SunriseWhen I began this site part of my plan was to use it to publish short pieces of fiction, either drawn from works in progress or harvested from other published and unpublished sources. In the end that didn’t happen, mostly because the moment never really seemed right, but just lately I’ve been thinking I might start to post a few things here.


To that end I’ve just uploaded my story, ‘The Flats’, which was published a couple of years ago in the Get Reading! anthology, 10 Short Stories You Must Read in 2011. I’ve chosen it as the first one partly because I like it, and partly because a translation by Jorge Salavert has just been published in the Spanish-language literary magazine, Hermano Cerdo, so it seems sensible to have the English-language version available as well.


You can read ‘The Flats’ online now. If you’d like information about some of the other stories I’ve published recently you can check out my new Short Fiction page, or you can go direct to the source and grab a copy of my Aurealis Award shortlisted story, ‘Visitors’, from the Review of Australian Fiction or read ‘The Inconvenient Dead’ over at Overland or in Best Australian Stories 2012Australian (and I think, US) readers can also grab copies of my Rapunzel novelette, ‘Beauty’s Sister’ for KindleiBooksGoogle Play, and Kobo, while UK readers can download it for Kindle.


Meanwhile I have to get back to my novel …

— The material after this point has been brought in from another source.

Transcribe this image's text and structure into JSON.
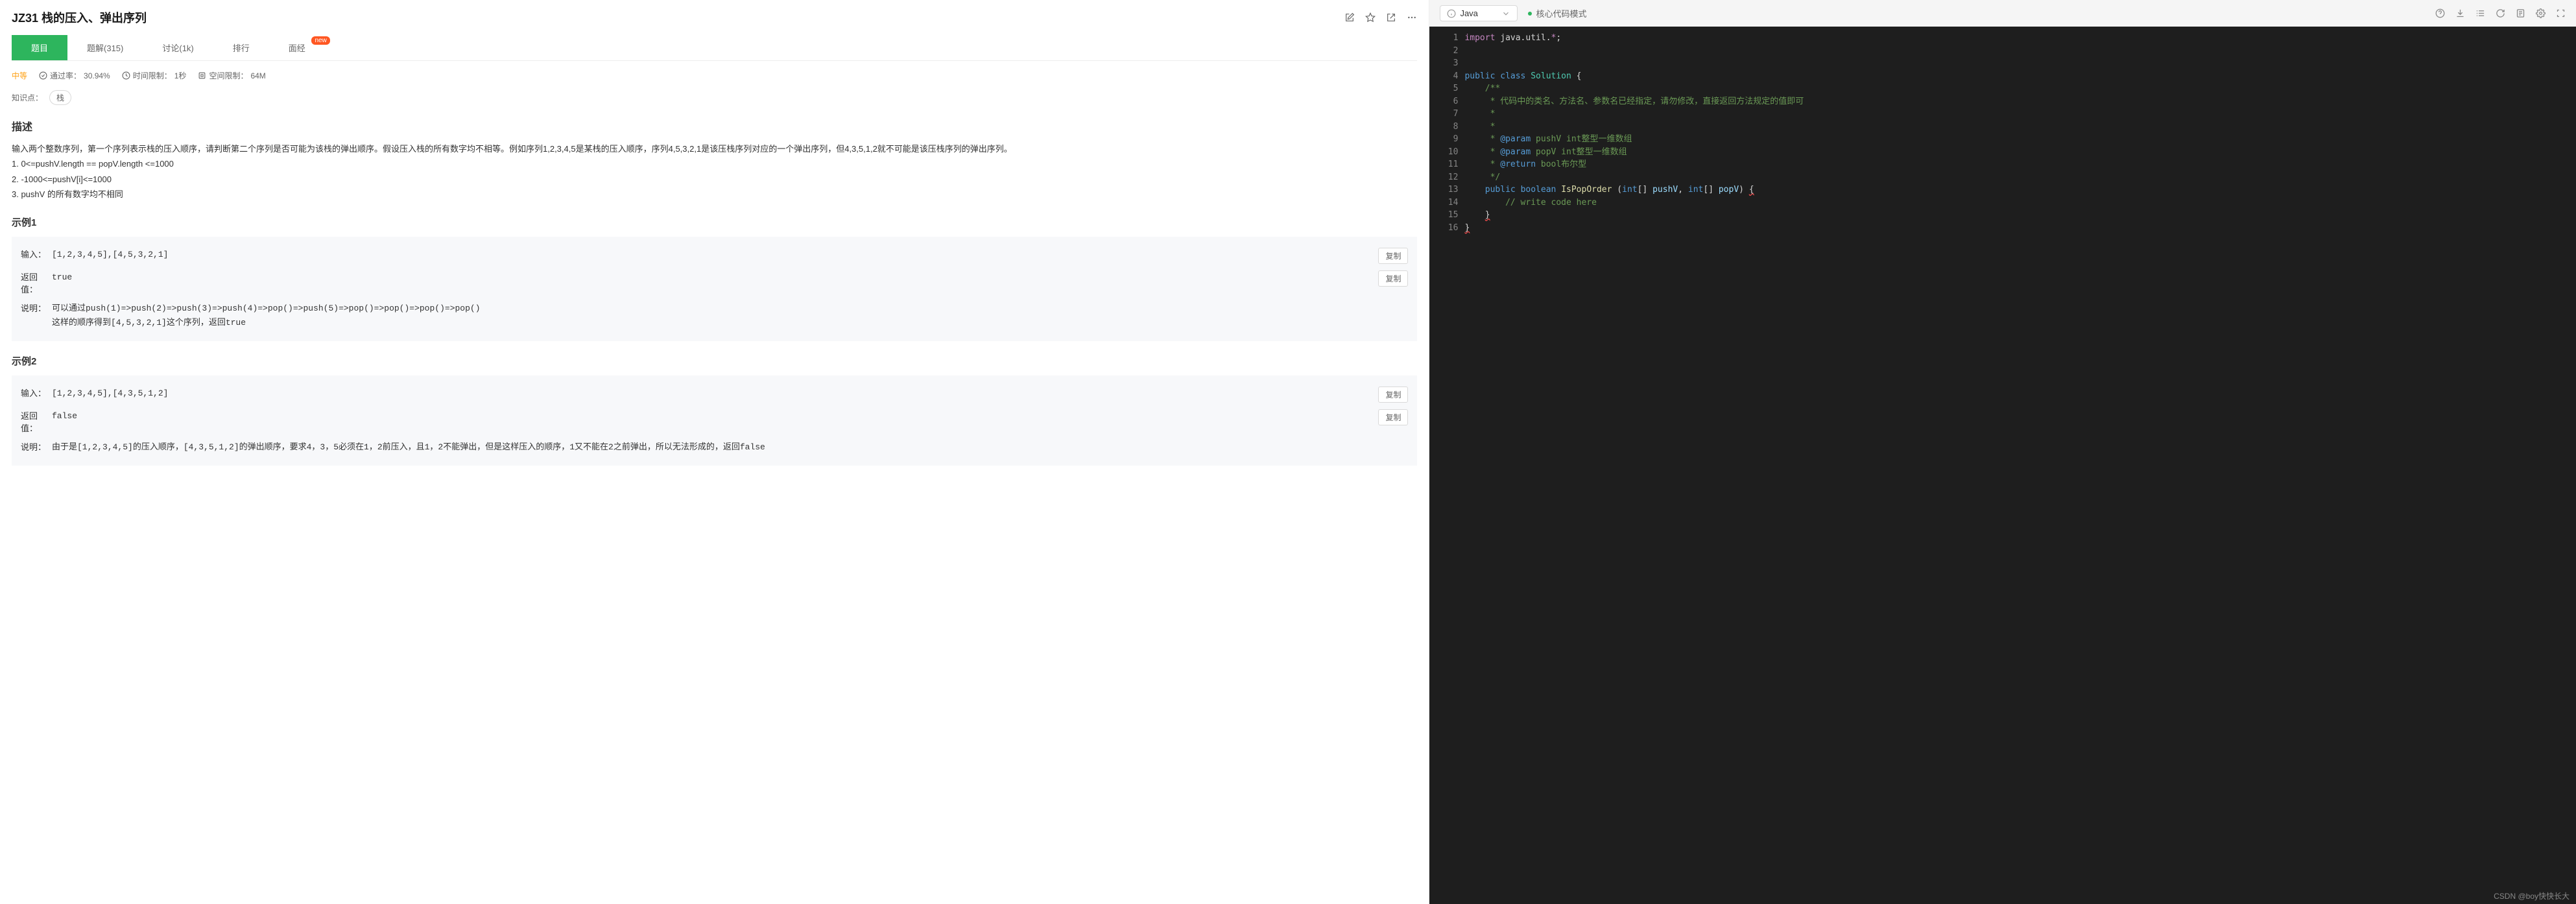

Filed under: Writing
1 like · Like  •  0 comments  •  flag
Published on April 01, 2013 20:09 • 60 views